Arguably, democratizing a technique is an excellent way to improve craft. (See: linear perspective in Renaissance painting.) So, why not do that with projection mapping?

Here’s the latest installment. Elliot Woods of Kimchee and Chips is one of the leading practitioners of the projection-mapping arts. He also gives away a lot of his tools (see GitHub, below). And now he’s giving away some of his knowledge, not only for projection mapping, but what he calls “3D projection mapping.” More on that in a moment, but first, let’s review his work:

An Augmented Tree, and Free Tools Power 3D Voxel Projection — on Leaves

Kinect-Augmented Reality, as Projection Mapping Meets Depth Sensing (Hint: It’s Awesome)

What’s this “3D” thing about? The notion is scanning the world in three-dimensions, and using that three-dimensional model for mapping. That’s a big step from the distorted-plane techniques that generally constitute mapping. It is an accurate mathematical model of what’s happening in 3D, a kind of genuinely-digital trompe-l’œil.

Elliot is not only doing a workshop (see top), but has assembled a detailed, step-by-step walkthrough of the technique using free tools and the superb visual environment vvvv. He explains:

Using ReconstructMe we rapidly scan a real world scene and export a 3D mesh file which can be used for projection mapping. This means that within 10-20 minutes we can go from having seen an environment for the first time, to augmenting it using 3D projection mapping.

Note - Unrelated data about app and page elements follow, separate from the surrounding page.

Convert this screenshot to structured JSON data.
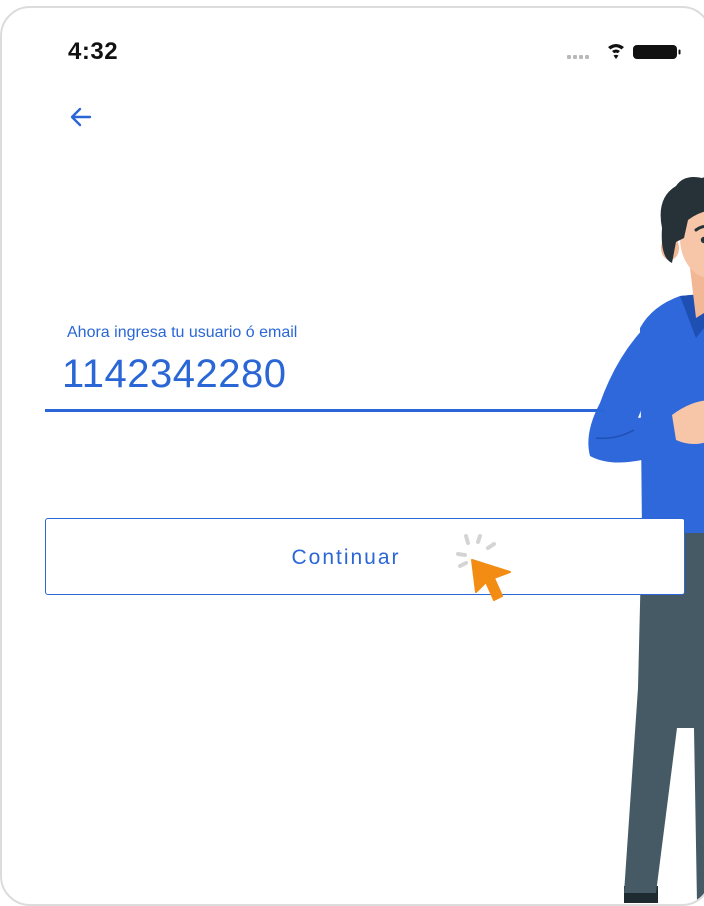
{
  "status_bar": {
    "time": "4:32",
    "icons": [
      "cellular-dots-icon",
      "wifi-icon",
      "battery-icon"
    ]
  },
  "nav": {
    "back_icon": "back-arrow-icon"
  },
  "login_field": {
    "label": "Ahora ingresa tu usuario ó email",
    "value": "1142342280"
  },
  "continue_button": {
    "label": "Continuar"
  },
  "colors": {
    "accent": "#2a66d6",
    "cursor": "#f28c13"
  }
}
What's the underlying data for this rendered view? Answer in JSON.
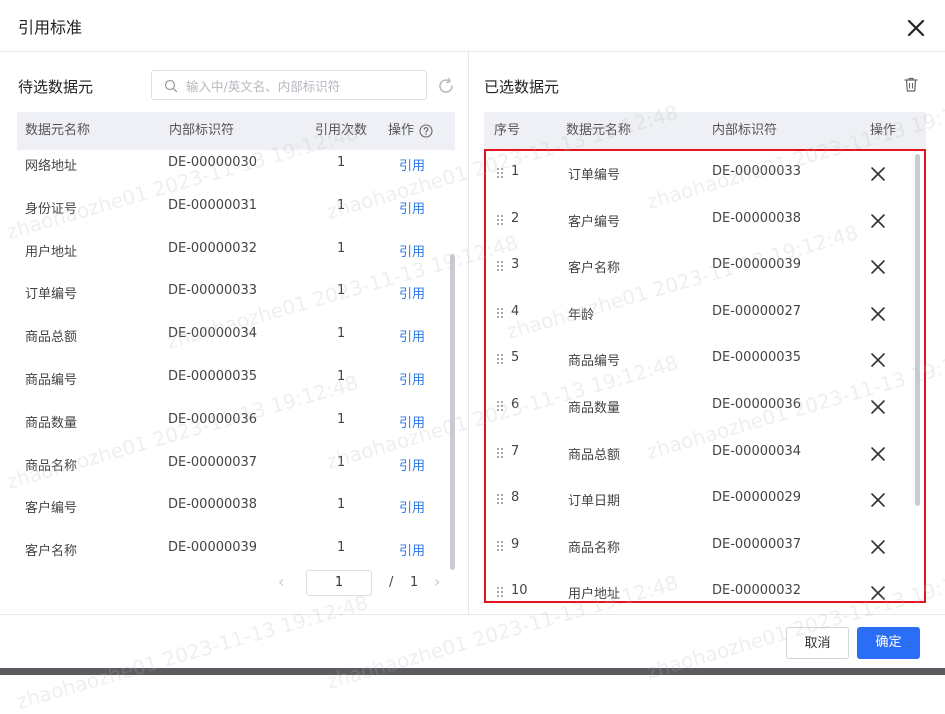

What I’d describe as ‘3D projection mapping’ is the act of re-projecting a virtual 3D object onto its real world counterpart using a video projector*. Thereby all of the features of the real object which are visible from the point of view of the projector have an image projected onto them, and this image is ‘extracted’ from the corresponding surfaces of the virtual counterpart object. Augmenting the virtual object then results in an implicit augmentation of the real world object.

* thereby defining ‘2D projection mapping’ as lining up 2D shapes in a projector image with real world features in the projector’s line of sight.

You can check out a walkthrough video below, then try the whole tutorial (complete with files) on the vvvv site:

Path files at GitHub

For those of you in the UK, see the Manchester workshop details and to register interest for a future installment.

Thanks, Elliot! And readers, we’re keen to see you do something with this, so don’t be shy if you post an experiment.